Sometimes, mole crickets will find their way into your household. This is unpleasant, as they’re quite big and comparable to a cockroach in terms of surprise.
If you find these pests inside your house, try not to freak out. Mole crickets indoors don’t damage your furniture, fabrics, clothing, etc.
They also won’t infest the house, unless you have indoor plants for indoor plant systems inside.
Simply sweet them up using a broom and dustpan and then dispose of them outdoors. They’re easy to catch if you put the dustpan on one side and then “scare” them towards it.
Remember that they’re not poisonous and don’t carry pathogens, but they can bite if you disturb them enough. Avoid touching them directly. Keep pets away from loose mole crickets in the household.
Flying species can easily get in through the windows or doors.
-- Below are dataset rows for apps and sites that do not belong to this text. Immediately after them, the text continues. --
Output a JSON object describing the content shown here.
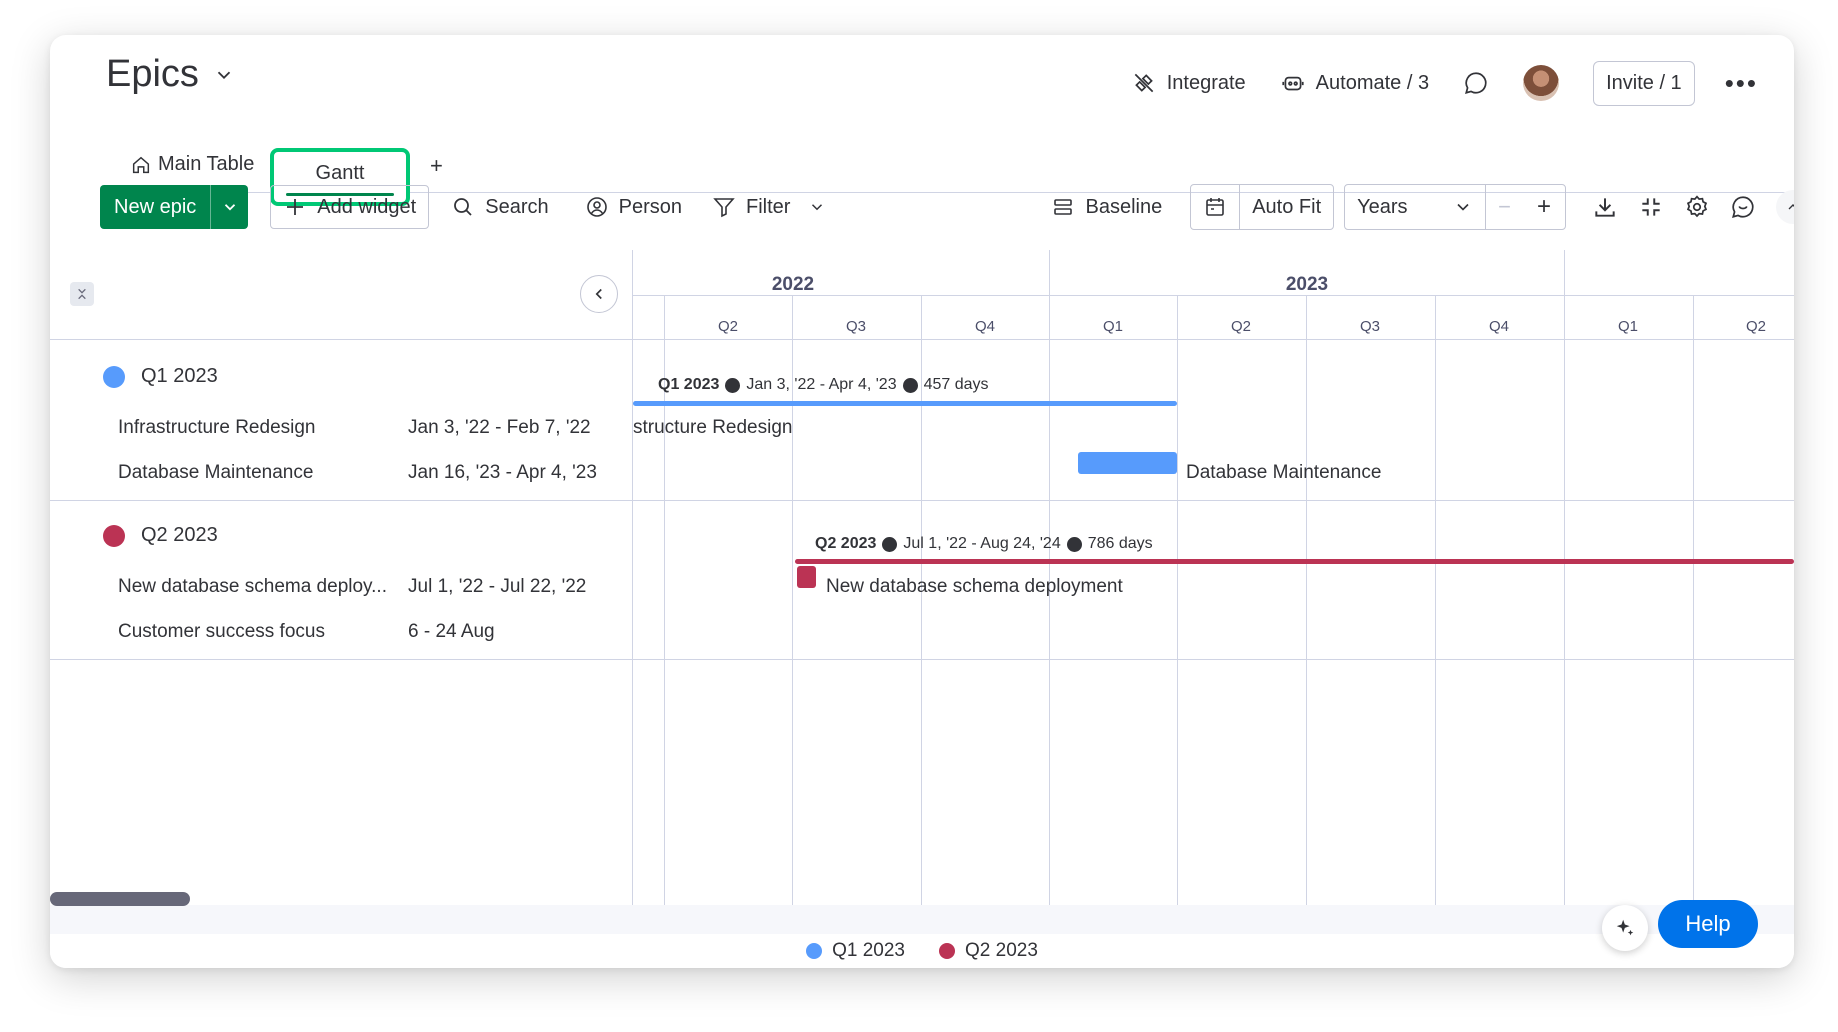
{
  "board": {
    "title": "Epics"
  },
  "topbar": {
    "integrate": "Integrate",
    "automate": "Automate / 3",
    "invite": "Invite / 1"
  },
  "tabs": {
    "main": "Main Table",
    "gantt": "Gantt",
    "add": "+"
  },
  "toolbar": {
    "new_epic": "New epic",
    "add_widget": "Add widget",
    "search": "Search",
    "person": "Person",
    "filter": "Filter",
    "baseline": "Baseline",
    "auto_fit": "Auto Fit",
    "zoom_select": "Years",
    "zoom_out": "−",
    "zoom_in": "+"
  },
  "timeline": {
    "years": [
      "2022",
      "2023"
    ],
    "quarters": [
      "Q2",
      "Q3",
      "Q4",
      "Q1",
      "Q2",
      "Q3",
      "Q4",
      "Q1",
      "Q2"
    ]
  },
  "groups": [
    {
      "name": "Q1 2023",
      "color": "#579bfc",
      "summary_name": "Q1 2023",
      "summary_range": "Jan 3, '22 - Apr 4, '23",
      "summary_days": "457 days",
      "items": [
        {
          "name": "Infrastructure Redesign",
          "dates": "Jan 3, '22 - Feb 7, '22",
          "bar_label": "structure Redesign"
        },
        {
          "name": "Database Maintenance",
          "dates": "Jan 16, '23 - Apr 4, '23",
          "bar_label": "Database Maintenance"
        }
      ]
    },
    {
      "name": "Q2 2023",
      "color": "#bb3354",
      "summary_name": "Q2 2023",
      "summary_range": "Jul 1, '22 - Aug 24, '24",
      "summary_days": "786 days",
      "items": [
        {
          "name": "New database schema deploy...",
          "dates": "Jul 1, '22 - Jul 22, '22",
          "bar_label": "New database schema deployment"
        },
        {
          "name": "Customer success focus",
          "dates": "6 - 24 Aug",
          "bar_label": ""
        }
      ]
    }
  ],
  "legend": [
    "Q1 2023",
    "Q2 2023"
  ],
  "help": "Help"
}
If you have damaged window screens, patio screens, or other cracks in these areas then they have no issue coming inside.
This is why it’s important to keep windows in good condition and fix weather-stripping that’s damaged.
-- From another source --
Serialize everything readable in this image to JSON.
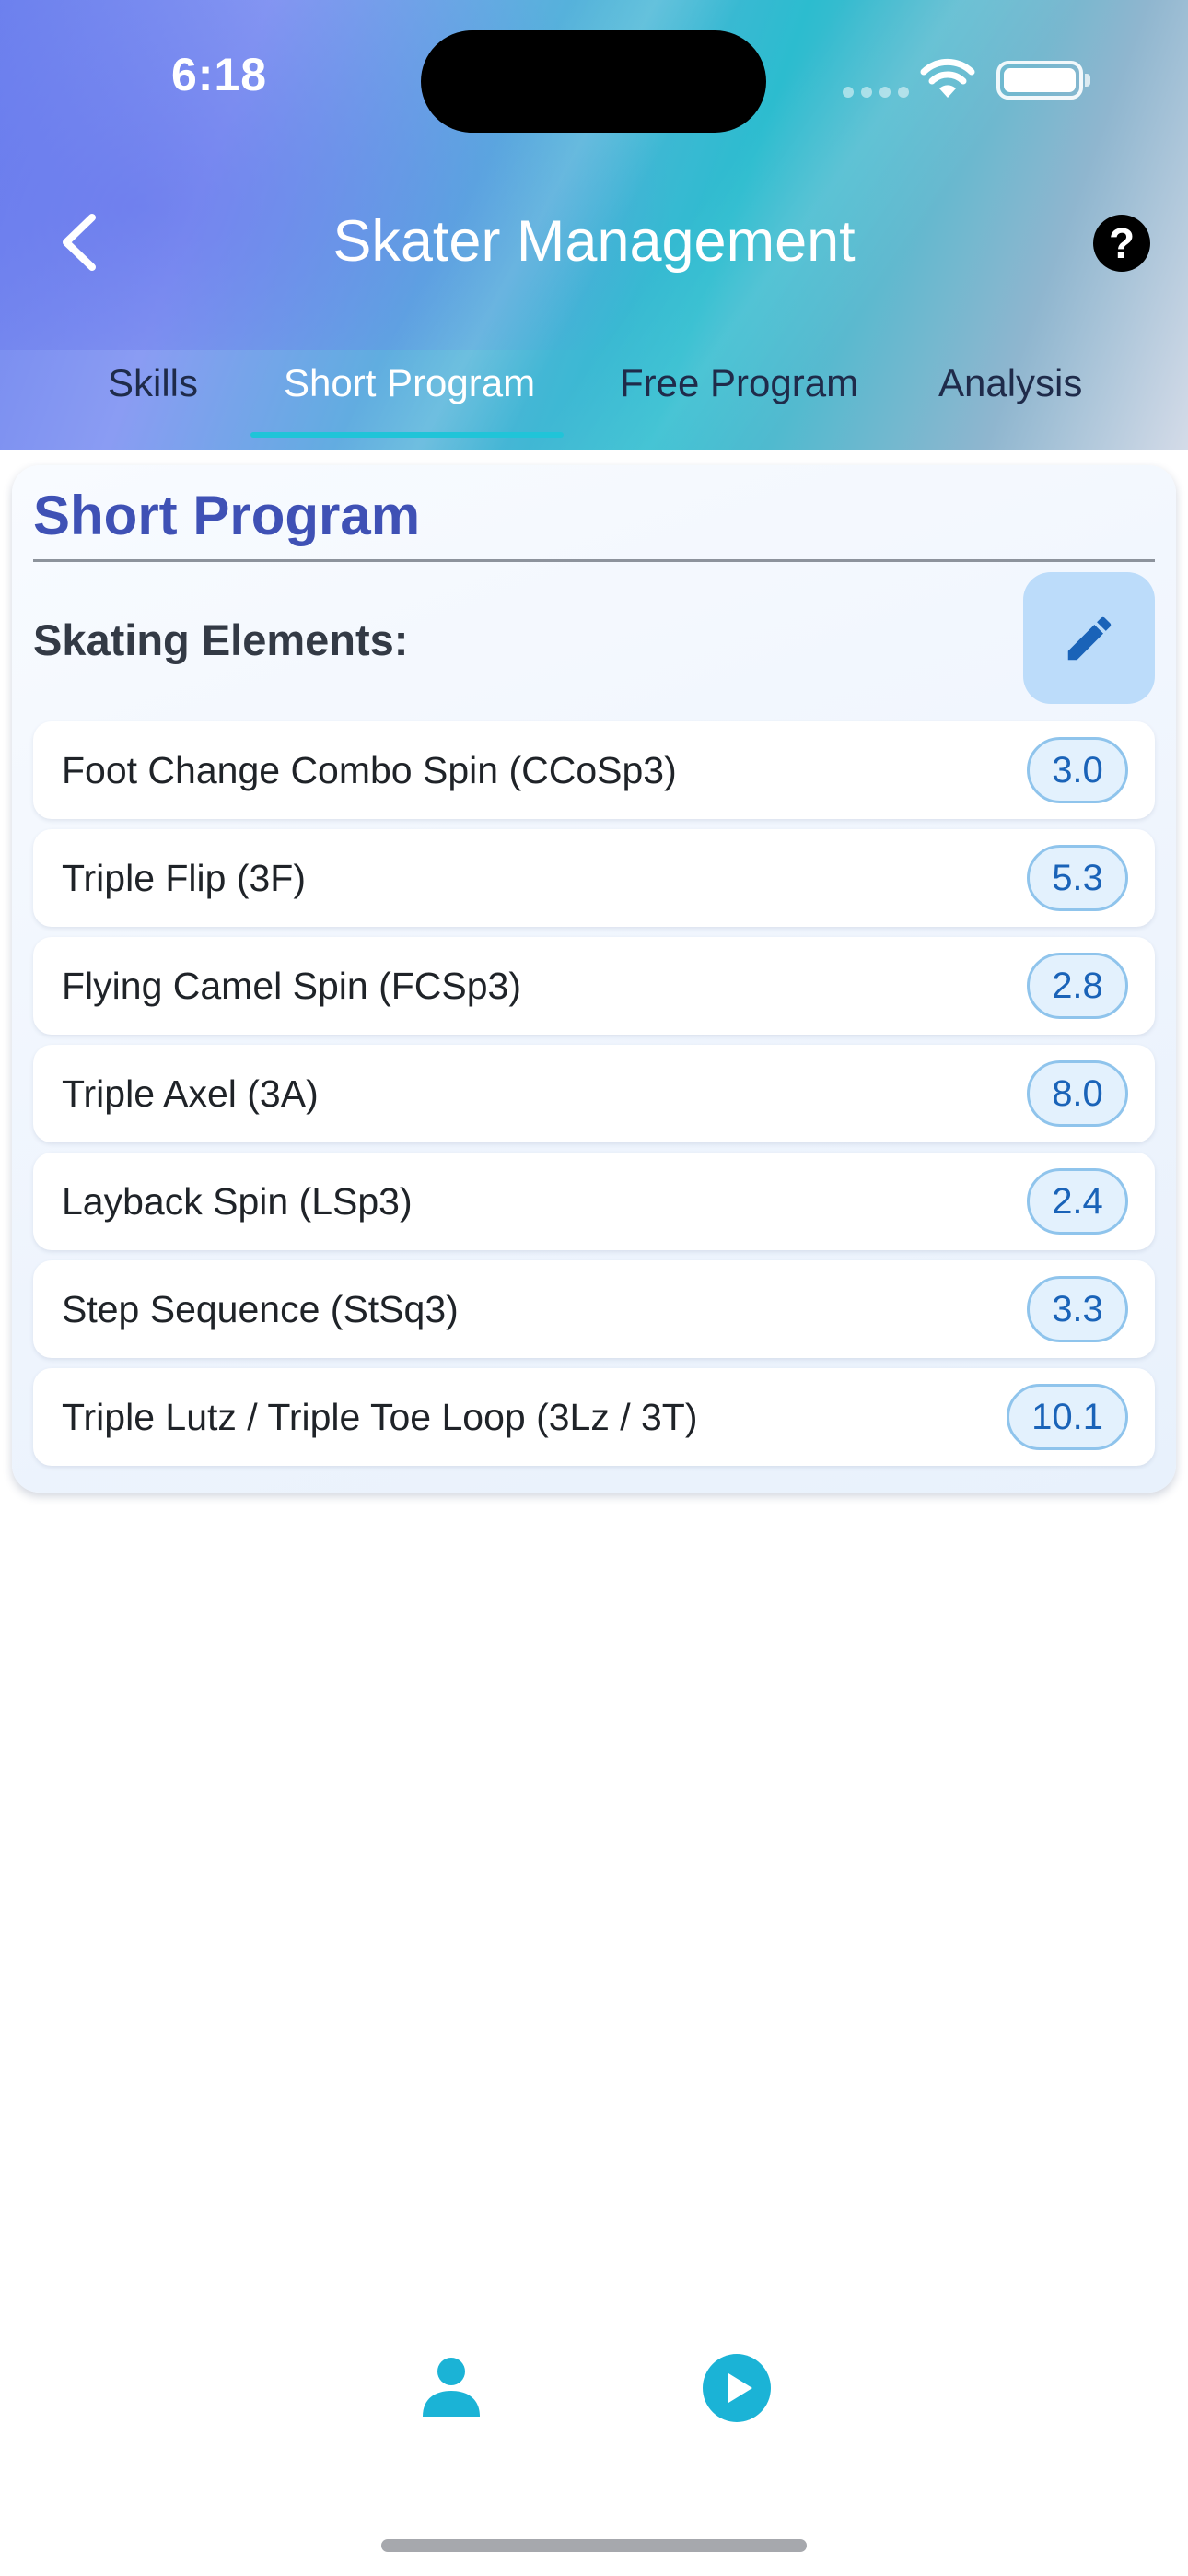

Since these crickets are so small, they can get into the house just like normal household crickets.
You can get rid of them in the same way as any other cricket by blocking entry points, rendering the environment unfavorable, and removing possible infestation sites. Setting up repellents and traps works well.
First, make sure your home is well sealed so they can’t get in.
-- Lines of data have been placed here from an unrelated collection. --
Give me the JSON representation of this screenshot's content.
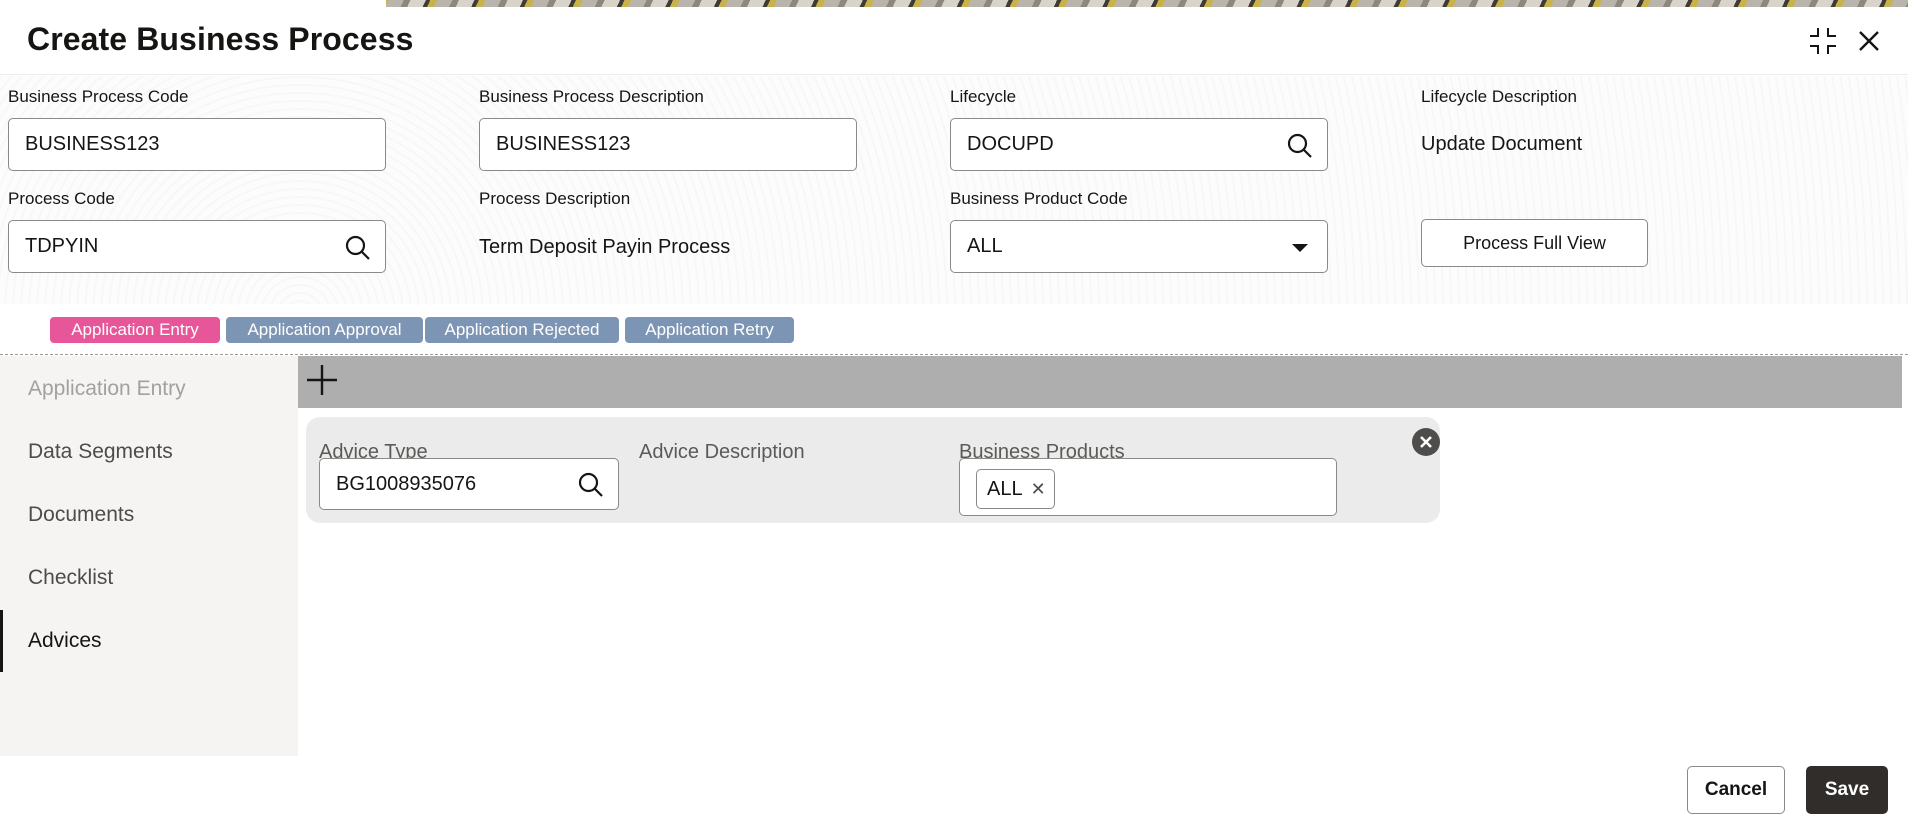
{
  "dialog": {
    "title": "Create Business Process"
  },
  "form": {
    "business_process_code": {
      "label": "Business Process Code",
      "value": "BUSINESS123"
    },
    "business_process_description": {
      "label": "Business Process Description",
      "value": "BUSINESS123"
    },
    "lifecycle": {
      "label": "Lifecycle",
      "value": "DOCUPD"
    },
    "lifecycle_description": {
      "label": "Lifecycle Description",
      "value": "Update Document"
    },
    "process_code": {
      "label": "Process Code",
      "value": "TDPYIN"
    },
    "process_description": {
      "label": "Process Description",
      "value": "Term Deposit Payin Process"
    },
    "business_product_code": {
      "label": "Business Product Code",
      "value": "ALL"
    },
    "process_full_view_label": "Process Full View"
  },
  "stages": [
    {
      "label": "Application Entry",
      "active": true
    },
    {
      "label": "Application Approval",
      "active": false
    },
    {
      "label": "Application Rejected",
      "active": false
    },
    {
      "label": "Application Retry",
      "active": false
    }
  ],
  "sidenav": {
    "items": [
      {
        "label": "Application Entry",
        "state": "disabled"
      },
      {
        "label": "Data Segments",
        "state": "normal"
      },
      {
        "label": "Documents",
        "state": "normal"
      },
      {
        "label": "Checklist",
        "state": "normal"
      },
      {
        "label": "Advices",
        "state": "selected"
      }
    ]
  },
  "advice_card": {
    "advice_type": {
      "label": "Advice Type",
      "value": "BG1008935076"
    },
    "advice_description": {
      "label": "Advice Description"
    },
    "business_products": {
      "label": "Business Products",
      "tags": [
        "ALL"
      ]
    }
  },
  "footer": {
    "cancel_label": "Cancel",
    "save_label": "Save"
  },
  "colors": {
    "active_stage": "#e8569a",
    "inactive_stage": "#7d95b5",
    "primary_button": "#312d2a",
    "toolbar": "#aeaeae"
  }
}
Remove infestation sites
If you notice that indoor plants are infested, remove them and get rid of them. Check for other areas that contain soil.
Be sure to check under patio boards or other parts of your house that has soil.
Set up passive repellents and build traps
Sprinkle diatomaceous earth around the per miters of your home.
Use organic, food-grade powder. This sharp crystalline powder will pierce and then dehydrate the crickets. Use as directed.
You can even put some in the soil of your houseplants. Be sure to keep pets and people out of the area until the mole crickets are gone.
Use sticky traps or liquid baits to catch them passively. Check to see if they’re getting caught. Use these setups as instruments to measure how well your DIY pest control is doing.
Continue to monitor for mole crickets
If you still see them coming in, the house may be harboring an infestation site from indoor soil or there could be a foundational crack you’re missing.
There can be entry points that are hidden behind walls or other objects that mole crickets are using to get inside.
Consider hiring either an exterior or handyman to fix the issue.
Will mole crickets eat veggies?
Mole crickets can damage vegetable plants if they feed on their roots of it.
Their activity can also uproot seedlings plants, which is obviously dangerous to them.
If you have mole crickets in your vegetable garden, take the same steps outlined prior in this guide to manage them.
You may find these references helpful:
- Mole Crickets in Turf | UGA Cooperative Extension – UGA
- Mole Cricket | Horticulture and Home Pest News – IA
- Mole Crickets | Oklahoma State University
- Mole Cricket – Field Guide to Common Texas Insects – TAMU
- Mole Crickets – UF/IFAS Extension – University of Florida
Did you get rid of the mole crickets?
Whether you have these bugs in your yard, lawn, garden, or inside the house, they’re a real nuisance once they start burrowing.
But there are some ways to naturally get rid of them using the techniques outlined in this guide.
It’s hard to fully manage and eliminate mole crickets (you probably know by now).
You’ll likely need to hire the help of a professional exterminator if you want to completely eliminate them.
But in the meantime, you can exercise some basic DIY solutions like spraying them down with soapy water, using repellents, or using baits or insecticides.
Do you have questions about your specific mole cricket problem? Post them in the comments section below or message me!
If you handled these pests before and have some tips or suggestions, please post them for other readers.
Currently an active researcher in the pest control industry for the past 8 years- with a focus on using natural and organic methods to eliminate pest problems.
I share handy DIY pest techniques I come across here to help out others (and possibly save them from a mental breakdown).
Fight nature with nature.